Formula 1
Sep 23, 2021
The floundering fortunes of F1’s many Lotus reboots Plus

The floundering fortunes of F1’s many Lotus reboots

Team Lotus ceased to exist in 1994 - and yet various parties have been trying to resurrect the hallowed name, in increasingly unrecognisable forms, ever since. DAMIEN SMITH brings GP Racing’s history of the legendary team to an end with a look at those who sought to keep the flame alive in Formula 1

Formula 1
Sep 22, 2021
Why the 2021 title fight is far from F1's worst, despite its toxic background Plus

Why the 2021 title fight is far from F1's worst, despite its toxic background

OPINION: Formula 1 reconvenes for the Russian Grand Prix two weeks after the latest blow in ‘Max Verstappen vs Lewis Hamilton’. While the Silverstone and Monza incidents were controversial, they thankfully lacked one element that so far separates the 2021 title fight from the worst examples of ugly championship battles

Formula 1
Sep 22, 2021
How F1’s other champion to emerge from 1991 thrived at Lotus Plus

How F1’s other champion to emerge from 1991 thrived at Lotus
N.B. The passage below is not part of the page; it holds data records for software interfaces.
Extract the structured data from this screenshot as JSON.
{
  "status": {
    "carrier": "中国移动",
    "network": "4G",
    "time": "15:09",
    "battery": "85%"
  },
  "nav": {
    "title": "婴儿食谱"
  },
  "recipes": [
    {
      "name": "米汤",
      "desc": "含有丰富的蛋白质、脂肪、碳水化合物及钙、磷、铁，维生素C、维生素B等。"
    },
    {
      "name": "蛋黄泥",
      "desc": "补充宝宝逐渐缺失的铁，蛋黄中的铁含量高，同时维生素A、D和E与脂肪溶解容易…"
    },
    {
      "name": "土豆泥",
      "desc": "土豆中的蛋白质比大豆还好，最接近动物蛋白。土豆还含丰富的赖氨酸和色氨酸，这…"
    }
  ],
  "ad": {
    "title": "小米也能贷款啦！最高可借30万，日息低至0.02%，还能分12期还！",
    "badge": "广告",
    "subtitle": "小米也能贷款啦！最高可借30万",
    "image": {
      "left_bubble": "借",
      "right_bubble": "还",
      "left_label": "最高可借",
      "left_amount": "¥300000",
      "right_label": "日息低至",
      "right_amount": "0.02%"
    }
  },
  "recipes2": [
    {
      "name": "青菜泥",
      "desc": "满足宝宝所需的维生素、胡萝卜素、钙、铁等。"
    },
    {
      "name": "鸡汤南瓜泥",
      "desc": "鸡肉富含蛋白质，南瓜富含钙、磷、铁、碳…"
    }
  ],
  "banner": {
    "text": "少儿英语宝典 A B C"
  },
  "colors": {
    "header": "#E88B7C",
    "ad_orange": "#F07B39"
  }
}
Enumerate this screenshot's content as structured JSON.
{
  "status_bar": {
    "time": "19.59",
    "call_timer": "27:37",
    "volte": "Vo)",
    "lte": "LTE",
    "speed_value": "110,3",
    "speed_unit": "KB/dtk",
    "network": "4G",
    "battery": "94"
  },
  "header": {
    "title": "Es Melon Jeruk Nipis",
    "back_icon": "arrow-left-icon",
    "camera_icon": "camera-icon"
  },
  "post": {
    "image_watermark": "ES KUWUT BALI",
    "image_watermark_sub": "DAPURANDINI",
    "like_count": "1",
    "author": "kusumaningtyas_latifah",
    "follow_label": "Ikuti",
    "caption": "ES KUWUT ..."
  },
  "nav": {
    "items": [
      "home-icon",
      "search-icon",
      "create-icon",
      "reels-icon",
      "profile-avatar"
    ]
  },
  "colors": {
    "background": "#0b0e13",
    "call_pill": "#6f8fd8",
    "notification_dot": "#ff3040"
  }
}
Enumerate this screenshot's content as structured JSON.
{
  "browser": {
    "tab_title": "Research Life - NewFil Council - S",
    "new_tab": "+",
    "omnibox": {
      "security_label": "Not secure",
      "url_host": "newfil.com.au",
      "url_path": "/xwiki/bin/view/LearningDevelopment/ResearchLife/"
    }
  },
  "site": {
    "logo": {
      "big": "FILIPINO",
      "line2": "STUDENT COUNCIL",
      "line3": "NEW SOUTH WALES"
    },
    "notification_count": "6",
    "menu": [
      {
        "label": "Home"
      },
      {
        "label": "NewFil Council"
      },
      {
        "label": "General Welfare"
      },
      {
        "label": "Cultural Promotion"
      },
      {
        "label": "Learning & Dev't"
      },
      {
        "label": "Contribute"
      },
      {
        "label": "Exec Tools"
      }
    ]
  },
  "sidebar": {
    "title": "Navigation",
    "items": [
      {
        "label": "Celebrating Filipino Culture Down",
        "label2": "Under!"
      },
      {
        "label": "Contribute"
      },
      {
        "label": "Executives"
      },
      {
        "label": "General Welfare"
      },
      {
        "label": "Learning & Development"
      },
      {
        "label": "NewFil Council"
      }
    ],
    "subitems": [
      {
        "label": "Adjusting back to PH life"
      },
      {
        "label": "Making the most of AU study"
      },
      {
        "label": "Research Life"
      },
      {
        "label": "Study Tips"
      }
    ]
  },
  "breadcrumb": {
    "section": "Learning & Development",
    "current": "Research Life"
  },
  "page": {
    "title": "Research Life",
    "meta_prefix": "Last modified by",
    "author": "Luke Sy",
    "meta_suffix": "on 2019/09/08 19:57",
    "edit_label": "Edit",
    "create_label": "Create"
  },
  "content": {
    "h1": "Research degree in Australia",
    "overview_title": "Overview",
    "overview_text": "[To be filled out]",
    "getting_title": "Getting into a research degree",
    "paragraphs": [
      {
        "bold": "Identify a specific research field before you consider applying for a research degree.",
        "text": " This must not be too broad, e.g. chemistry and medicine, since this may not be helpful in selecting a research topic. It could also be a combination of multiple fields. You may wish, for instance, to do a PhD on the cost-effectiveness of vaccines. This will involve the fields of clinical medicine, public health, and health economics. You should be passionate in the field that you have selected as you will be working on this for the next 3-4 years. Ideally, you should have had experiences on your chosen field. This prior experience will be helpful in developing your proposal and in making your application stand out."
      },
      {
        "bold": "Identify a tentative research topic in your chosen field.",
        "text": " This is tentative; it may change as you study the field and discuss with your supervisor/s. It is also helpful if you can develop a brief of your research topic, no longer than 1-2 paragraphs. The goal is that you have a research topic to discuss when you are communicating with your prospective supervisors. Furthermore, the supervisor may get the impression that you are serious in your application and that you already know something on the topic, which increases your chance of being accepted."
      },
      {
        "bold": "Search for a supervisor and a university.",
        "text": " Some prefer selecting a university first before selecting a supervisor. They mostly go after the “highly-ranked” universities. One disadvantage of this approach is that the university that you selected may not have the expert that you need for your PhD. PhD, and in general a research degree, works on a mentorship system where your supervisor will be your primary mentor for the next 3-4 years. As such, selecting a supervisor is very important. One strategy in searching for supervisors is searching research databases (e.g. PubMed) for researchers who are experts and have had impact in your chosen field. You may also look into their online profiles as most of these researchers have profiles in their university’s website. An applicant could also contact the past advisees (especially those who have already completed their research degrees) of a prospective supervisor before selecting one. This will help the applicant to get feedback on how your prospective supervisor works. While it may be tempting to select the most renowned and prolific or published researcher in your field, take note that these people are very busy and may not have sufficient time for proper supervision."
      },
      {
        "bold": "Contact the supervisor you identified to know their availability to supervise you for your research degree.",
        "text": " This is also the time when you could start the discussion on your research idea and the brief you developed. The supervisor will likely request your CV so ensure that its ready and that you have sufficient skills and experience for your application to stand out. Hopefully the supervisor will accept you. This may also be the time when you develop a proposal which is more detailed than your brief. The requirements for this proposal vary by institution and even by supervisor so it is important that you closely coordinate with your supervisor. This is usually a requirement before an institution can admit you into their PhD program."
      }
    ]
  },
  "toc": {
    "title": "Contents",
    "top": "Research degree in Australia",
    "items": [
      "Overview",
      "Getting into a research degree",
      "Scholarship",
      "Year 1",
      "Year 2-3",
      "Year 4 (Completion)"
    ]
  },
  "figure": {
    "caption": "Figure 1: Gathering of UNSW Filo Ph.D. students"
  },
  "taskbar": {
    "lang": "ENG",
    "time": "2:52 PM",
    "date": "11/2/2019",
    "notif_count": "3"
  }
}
Mika Hakkinen became Michael Schumacher’s biggest rival in Formula 1 in the late-90s and early 2000s, having also made his F1 debut in 1991. But as MARK GALLAGHER recalls, while Schumacher wowed the world with a car that was eminently capable, Hakkinen was fighting to make his mark with a famous team in terminal decline

Formula 1
Sep 21, 2021
The forgotten F1 comeback that began Jordan’s odyssey  Plus

The forgotten F1 comeback that began Jordan’s odyssey 

Before Michael Schumacher – or anyone else – had driven the 191 (or 911 as it was initially called), Eddie Jordan turned to a fellow Irishman to test his new Formula 1 car. JOHN WATSON, a grand prix winner for Penske and McLaren, recalls his role in the birth of a legend…

Formula 1
Sep 20, 2021